--- Task requirements ---
Every line with "Test" in it should be copied from the data.

Supplied records Block Start

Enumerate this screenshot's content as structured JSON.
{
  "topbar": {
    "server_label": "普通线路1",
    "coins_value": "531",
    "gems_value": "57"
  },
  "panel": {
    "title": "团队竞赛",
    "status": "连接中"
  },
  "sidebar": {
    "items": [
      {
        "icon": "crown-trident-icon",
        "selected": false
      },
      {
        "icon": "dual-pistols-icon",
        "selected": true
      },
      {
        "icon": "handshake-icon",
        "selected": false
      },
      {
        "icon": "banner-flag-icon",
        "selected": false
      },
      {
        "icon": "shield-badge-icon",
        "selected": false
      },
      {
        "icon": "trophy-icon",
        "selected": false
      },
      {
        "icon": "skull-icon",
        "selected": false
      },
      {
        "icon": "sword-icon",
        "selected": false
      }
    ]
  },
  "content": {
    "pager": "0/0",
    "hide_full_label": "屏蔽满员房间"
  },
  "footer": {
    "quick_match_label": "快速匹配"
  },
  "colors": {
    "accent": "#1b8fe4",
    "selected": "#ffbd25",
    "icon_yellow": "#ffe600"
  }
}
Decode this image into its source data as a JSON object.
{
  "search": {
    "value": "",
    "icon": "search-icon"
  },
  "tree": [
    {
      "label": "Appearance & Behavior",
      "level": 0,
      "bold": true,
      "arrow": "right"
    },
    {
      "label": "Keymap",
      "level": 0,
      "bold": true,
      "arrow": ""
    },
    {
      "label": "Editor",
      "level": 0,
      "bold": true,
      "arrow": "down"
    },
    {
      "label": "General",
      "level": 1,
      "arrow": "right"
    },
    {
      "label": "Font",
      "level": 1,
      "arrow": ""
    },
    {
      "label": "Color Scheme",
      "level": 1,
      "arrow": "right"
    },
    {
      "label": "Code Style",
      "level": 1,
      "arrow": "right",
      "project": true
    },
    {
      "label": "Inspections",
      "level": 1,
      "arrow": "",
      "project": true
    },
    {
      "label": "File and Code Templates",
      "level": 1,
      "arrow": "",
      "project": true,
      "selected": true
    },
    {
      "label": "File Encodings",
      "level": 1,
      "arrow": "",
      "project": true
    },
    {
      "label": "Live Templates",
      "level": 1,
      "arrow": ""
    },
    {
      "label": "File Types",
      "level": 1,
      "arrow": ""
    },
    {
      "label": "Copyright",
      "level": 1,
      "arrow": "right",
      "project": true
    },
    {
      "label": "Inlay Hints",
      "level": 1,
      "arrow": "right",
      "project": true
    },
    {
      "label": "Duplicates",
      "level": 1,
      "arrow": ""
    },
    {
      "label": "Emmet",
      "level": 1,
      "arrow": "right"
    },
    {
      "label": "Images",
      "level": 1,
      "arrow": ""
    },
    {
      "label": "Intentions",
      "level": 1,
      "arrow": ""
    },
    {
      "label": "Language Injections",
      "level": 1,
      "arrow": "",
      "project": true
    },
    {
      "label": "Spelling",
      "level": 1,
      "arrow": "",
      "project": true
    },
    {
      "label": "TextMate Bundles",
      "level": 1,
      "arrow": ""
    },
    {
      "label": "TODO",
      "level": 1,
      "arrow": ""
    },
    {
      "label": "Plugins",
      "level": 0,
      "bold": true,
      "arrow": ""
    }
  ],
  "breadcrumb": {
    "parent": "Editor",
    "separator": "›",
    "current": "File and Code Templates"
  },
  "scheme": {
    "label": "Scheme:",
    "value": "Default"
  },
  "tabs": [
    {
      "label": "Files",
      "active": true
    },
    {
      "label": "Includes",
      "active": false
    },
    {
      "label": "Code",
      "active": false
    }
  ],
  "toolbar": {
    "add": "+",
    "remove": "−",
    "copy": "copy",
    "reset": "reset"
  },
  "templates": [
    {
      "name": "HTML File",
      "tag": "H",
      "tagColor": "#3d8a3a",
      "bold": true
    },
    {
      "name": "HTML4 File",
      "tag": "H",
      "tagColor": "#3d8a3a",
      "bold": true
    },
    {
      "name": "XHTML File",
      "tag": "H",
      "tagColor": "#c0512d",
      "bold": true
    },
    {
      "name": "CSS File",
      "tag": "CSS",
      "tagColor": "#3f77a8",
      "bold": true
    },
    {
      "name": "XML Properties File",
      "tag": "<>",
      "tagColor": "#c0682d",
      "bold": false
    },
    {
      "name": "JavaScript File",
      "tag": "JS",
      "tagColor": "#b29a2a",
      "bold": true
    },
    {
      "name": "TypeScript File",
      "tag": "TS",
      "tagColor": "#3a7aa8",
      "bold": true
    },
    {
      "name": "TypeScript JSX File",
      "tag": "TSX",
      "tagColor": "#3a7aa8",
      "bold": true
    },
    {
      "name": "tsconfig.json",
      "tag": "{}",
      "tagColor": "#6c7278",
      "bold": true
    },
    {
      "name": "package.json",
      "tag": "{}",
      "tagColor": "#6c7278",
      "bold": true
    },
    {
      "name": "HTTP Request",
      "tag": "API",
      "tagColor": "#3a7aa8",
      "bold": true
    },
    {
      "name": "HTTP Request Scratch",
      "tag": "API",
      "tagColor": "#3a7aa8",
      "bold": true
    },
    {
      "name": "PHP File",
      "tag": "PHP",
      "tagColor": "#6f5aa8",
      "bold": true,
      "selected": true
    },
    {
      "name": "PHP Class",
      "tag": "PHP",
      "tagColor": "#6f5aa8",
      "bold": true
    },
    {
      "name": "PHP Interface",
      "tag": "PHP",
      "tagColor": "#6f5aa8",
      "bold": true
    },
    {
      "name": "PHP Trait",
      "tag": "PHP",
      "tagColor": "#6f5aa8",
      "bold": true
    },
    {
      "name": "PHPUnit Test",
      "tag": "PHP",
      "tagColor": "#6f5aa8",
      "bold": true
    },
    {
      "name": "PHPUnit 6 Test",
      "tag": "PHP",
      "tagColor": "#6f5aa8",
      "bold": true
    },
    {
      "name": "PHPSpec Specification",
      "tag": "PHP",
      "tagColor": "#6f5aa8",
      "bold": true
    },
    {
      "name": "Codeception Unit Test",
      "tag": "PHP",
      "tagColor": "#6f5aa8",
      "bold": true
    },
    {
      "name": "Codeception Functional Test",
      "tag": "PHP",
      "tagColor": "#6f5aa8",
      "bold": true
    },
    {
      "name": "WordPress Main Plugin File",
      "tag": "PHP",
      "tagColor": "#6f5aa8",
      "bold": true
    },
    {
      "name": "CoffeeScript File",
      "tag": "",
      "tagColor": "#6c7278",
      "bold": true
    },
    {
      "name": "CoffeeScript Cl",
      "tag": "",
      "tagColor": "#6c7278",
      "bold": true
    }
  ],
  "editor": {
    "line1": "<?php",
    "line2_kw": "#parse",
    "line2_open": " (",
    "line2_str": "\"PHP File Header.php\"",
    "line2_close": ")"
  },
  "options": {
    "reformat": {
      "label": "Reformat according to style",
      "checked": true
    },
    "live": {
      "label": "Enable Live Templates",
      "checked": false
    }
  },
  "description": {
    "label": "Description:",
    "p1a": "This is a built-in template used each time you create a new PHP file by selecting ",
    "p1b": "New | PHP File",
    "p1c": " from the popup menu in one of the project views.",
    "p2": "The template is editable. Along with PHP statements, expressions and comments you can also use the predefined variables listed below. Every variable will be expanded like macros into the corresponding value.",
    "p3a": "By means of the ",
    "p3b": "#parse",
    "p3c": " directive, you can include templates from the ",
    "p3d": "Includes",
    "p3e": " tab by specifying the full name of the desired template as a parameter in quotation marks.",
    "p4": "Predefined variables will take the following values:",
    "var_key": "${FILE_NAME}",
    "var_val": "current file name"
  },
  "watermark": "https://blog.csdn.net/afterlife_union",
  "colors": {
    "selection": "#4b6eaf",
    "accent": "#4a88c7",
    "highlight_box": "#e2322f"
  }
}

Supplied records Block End

--- Written solution ---
      "name": "PHPUnit Test",
      "name": "PHPUnit 6 Test",
      "name": "Codeception Unit Test",
      "name": "Codeception Functional Test",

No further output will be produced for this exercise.